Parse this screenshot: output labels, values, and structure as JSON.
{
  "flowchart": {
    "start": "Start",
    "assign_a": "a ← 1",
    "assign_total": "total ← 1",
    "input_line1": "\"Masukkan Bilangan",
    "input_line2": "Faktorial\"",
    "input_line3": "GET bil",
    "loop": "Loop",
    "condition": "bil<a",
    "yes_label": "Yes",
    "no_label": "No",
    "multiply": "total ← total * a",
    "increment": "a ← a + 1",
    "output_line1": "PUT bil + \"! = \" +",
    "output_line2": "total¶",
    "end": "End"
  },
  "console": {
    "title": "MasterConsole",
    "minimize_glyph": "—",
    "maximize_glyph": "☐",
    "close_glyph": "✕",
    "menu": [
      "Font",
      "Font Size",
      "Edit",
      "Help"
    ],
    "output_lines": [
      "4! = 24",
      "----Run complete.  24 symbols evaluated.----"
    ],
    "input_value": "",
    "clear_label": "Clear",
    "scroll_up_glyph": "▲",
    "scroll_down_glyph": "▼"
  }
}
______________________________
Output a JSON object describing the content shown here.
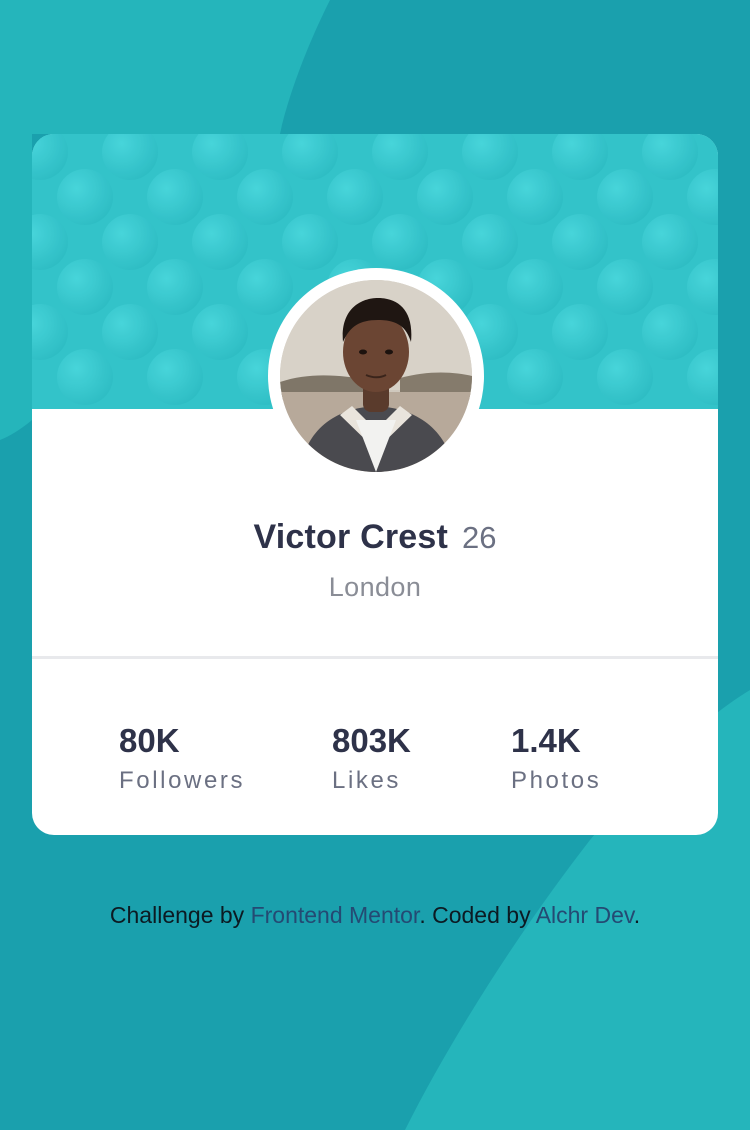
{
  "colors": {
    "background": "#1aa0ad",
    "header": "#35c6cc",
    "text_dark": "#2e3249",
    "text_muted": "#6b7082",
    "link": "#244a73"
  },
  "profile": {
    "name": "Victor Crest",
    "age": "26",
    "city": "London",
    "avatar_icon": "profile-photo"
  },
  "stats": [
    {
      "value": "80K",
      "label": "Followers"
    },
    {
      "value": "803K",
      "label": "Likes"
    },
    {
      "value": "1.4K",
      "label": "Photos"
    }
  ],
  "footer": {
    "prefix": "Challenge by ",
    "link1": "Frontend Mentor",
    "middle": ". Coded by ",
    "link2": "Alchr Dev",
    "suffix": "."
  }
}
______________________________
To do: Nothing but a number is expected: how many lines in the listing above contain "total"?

Solution below: 3